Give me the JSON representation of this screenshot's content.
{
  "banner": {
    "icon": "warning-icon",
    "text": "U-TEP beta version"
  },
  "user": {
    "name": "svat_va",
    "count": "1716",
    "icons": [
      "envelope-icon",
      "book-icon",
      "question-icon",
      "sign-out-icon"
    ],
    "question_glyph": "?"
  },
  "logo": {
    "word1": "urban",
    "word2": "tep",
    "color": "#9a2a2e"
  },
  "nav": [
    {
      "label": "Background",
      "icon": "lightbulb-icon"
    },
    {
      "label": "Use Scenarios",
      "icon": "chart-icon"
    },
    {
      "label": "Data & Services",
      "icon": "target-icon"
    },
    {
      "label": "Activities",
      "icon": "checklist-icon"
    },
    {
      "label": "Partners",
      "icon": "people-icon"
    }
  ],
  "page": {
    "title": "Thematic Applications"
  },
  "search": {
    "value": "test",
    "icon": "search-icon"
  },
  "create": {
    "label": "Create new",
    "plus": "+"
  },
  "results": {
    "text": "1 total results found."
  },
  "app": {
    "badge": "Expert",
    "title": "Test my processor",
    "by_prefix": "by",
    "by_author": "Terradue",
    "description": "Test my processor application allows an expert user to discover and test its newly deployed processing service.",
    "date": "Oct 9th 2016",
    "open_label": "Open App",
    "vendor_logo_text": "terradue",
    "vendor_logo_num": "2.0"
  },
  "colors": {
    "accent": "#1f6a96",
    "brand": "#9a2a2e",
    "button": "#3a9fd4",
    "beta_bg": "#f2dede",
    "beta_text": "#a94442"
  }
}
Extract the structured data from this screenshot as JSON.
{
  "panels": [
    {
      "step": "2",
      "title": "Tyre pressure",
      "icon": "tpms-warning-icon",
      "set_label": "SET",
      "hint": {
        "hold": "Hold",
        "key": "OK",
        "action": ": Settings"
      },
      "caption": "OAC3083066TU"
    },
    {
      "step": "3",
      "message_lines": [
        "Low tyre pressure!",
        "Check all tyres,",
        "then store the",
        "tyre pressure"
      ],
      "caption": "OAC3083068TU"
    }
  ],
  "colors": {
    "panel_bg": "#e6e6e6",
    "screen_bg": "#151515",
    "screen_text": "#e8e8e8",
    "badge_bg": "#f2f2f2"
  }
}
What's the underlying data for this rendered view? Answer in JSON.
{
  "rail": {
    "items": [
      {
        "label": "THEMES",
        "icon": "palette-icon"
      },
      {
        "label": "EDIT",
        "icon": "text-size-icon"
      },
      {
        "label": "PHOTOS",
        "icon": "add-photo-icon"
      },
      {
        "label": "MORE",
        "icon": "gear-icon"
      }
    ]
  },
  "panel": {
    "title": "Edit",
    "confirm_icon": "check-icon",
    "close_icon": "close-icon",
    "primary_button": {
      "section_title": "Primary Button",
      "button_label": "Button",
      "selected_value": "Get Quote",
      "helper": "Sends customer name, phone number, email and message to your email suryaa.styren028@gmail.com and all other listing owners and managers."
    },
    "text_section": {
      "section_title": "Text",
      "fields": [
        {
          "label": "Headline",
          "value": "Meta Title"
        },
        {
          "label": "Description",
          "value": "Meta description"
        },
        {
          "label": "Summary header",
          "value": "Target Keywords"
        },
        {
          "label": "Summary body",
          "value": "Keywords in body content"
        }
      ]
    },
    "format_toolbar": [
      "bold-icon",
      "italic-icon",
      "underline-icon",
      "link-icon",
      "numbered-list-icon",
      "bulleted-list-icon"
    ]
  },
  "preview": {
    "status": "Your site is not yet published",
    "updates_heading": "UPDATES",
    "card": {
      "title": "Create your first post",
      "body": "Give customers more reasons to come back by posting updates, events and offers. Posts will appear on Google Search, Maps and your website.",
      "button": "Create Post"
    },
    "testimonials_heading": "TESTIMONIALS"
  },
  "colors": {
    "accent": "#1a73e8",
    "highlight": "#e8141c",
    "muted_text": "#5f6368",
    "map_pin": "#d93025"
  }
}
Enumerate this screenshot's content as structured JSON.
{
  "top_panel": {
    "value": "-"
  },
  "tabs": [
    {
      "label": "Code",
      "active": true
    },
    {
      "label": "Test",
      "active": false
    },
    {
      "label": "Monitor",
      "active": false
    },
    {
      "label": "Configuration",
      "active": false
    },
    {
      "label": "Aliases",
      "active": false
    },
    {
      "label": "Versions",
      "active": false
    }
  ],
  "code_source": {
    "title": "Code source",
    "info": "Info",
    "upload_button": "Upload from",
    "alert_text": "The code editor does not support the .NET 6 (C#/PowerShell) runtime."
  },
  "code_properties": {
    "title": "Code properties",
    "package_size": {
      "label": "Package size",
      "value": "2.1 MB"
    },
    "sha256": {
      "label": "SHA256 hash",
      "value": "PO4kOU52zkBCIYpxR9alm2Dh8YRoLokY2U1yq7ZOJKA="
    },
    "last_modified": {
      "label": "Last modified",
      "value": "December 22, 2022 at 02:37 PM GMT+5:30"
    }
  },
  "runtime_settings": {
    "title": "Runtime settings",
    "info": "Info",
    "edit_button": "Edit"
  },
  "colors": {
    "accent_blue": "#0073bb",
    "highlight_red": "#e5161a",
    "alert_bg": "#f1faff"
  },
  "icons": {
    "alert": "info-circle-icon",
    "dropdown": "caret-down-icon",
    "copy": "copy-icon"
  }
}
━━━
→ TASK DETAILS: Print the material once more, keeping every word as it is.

→ EXERCISE RESULT:
Give me the JSON representation of this screenshot's content.
{
  "banner": {
    "icon": "warning-icon",
    "text": "U-TEP beta version"
  },
  "user": {
    "name": "svat_va",
    "count": "1716",
    "icons": [
      "envelope-icon",
      "book-icon",
      "question-icon",
      "sign-out-icon"
    ],
    "question_glyph": "?"
  },
  "logo": {
    "word1": "urban",
    "word2": "tep",
    "color": "#9a2a2e"
  },
  "nav": [
    {
      "label": "Background",
      "icon": "lightbulb-icon"
    },
    {
      "label": "Use Scenarios",
      "icon": "chart-icon"
    },
    {
      "label": "Data & Services",
      "icon": "target-icon"
    },
    {
      "label": "Activities",
      "icon": "checklist-icon"
    },
    {
      "label": "Partners",
      "icon": "people-icon"
    }
  ],
  "page": {
    "title": "Thematic Applications"
  },
  "search": {
    "value": "test",
    "icon": "search-icon"
  },
  "create": {
    "label": "Create new",
    "plus": "+"
  },
  "results": {
    "text": "1 total results found."
  },
  "app": {
    "badge": "Expert",
    "title": "Test my processor",
    "by_prefix": "by",
    "by_author": "Terradue",
    "description": "Test my processor application allows an expert user to discover and test its newly deployed processing service.",
    "date": "Oct 9th 2016",
    "open_label": "Open App",
    "vendor_logo_text": "terradue",
    "vendor_logo_num": "2.0"
  },
  "colors": {
    "accent": "#1f6a96",
    "brand": "#9a2a2e",
    "button": "#3a9fd4",
    "beta_bg": "#f2dede",
    "beta_text": "#a94442"
  }
}
Extract the structured data from this screenshot as JSON.
{
  "panels": [
    {
      "step": "2",
      "title": "Tyre pressure",
      "icon": "tpms-warning-icon",
      "set_label": "SET",
      "hint": {
        "hold": "Hold",
        "key": "OK",
        "action": ": Settings"
      },
      "caption": "OAC3083066TU"
    },
    {
      "step": "3",
      "message_lines": [
        "Low tyre pressure!",
        "Check all tyres,",
        "then store the",
        "tyre pressure"
      ],
      "caption": "OAC3083068TU"
    }
  ],
  "colors": {
    "panel_bg": "#e6e6e6",
    "screen_bg": "#151515",
    "screen_text": "#e8e8e8",
    "badge_bg": "#f2f2f2"
  }
}
What's the underlying data for this rendered view? Answer in JSON.
{
  "rail": {
    "items": [
      {
        "label": "THEMES",
        "icon": "palette-icon"
      },
      {
        "label": "EDIT",
        "icon": "text-size-icon"
      },
      {
        "label": "PHOTOS",
        "icon": "add-photo-icon"
      },
      {
        "label": "MORE",
        "icon": "gear-icon"
      }
    ]
  },
  "panel": {
    "title": "Edit",
    "confirm_icon": "check-icon",
    "close_icon": "close-icon",
    "primary_button": {
      "section_title": "Primary Button",
      "button_label": "Button",
      "selected_value": "Get Quote",
      "helper": "Sends customer name, phone number, email and message to your email suryaa.styren028@gmail.com and all other listing owners and managers."
    },
    "text_section": {
      "section_title": "Text",
      "fields": [
        {
          "label": "Headline",
          "value": "Meta Title"
        },
        {
          "label": "Description",
          "value": "Meta description"
        },
        {
          "label": "Summary header",
          "value": "Target Keywords"
        },
        {
          "label": "Summary body",
          "value": "Keywords in body content"
        }
      ]
    },
    "format_toolbar": [
      "bold-icon",
      "italic-icon",
      "underline-icon",
      "link-icon",
      "numbered-list-icon",
      "bulleted-list-icon"
    ]
  },
  "preview": {
    "status": "Your site is not yet published",
    "updates_heading": "UPDATES",
    "card": {
      "title": "Create your first post",
      "body": "Give customers more reasons to come back by posting updates, events and offers. Posts will appear on Google Search, Maps and your website.",
      "button": "Create Post"
    },
    "testimonials_heading": "TESTIMONIALS"
  },
  "colors": {
    "accent": "#1a73e8",
    "highlight": "#e8141c",
    "muted_text": "#5f6368",
    "map_pin": "#d93025"
  }
}
Enumerate this screenshot's content as structured JSON.
{
  "top_panel": {
    "value": "-"
  },
  "tabs": [
    {
      "label": "Code",
      "active": true
    },
    {
      "label": "Test",
      "active": false
    },
    {
      "label": "Monitor",
      "active": false
    },
    {
      "label": "Configuration",
      "active": false
    },
    {
      "label": "Aliases",
      "active": false
    },
    {
      "label": "Versions",
      "active": false
    }
  ],
  "code_source": {
    "title": "Code source",
    "info": "Info",
    "upload_button": "Upload from",
    "alert_text": "The code editor does not support the .NET 6 (C#/PowerShell) runtime."
  },
  "code_properties": {
    "title": "Code properties",
    "package_size": {
      "label": "Package size",
      "value": "2.1 MB"
    },
    "sha256": {
      "label": "SHA256 hash",
      "value": "PO4kOU52zkBCIYpxR9alm2Dh8YRoLokY2U1yq7ZOJKA="
    },
    "last_modified": {
      "label": "Last modified",
      "value": "December 22, 2022 at 02:37 PM GMT+5:30"
    }
  },
  "runtime_settings": {
    "title": "Runtime settings",
    "info": "Info",
    "edit_button": "Edit"
  },
  "colors": {
    "accent_blue": "#0073bb",
    "highlight_red": "#e5161a",
    "alert_bg": "#f1faff"
  },
  "icons": {
    "alert": "info-circle-icon",
    "dropdown": "caret-down-icon",
    "copy": "copy-icon"
  }
}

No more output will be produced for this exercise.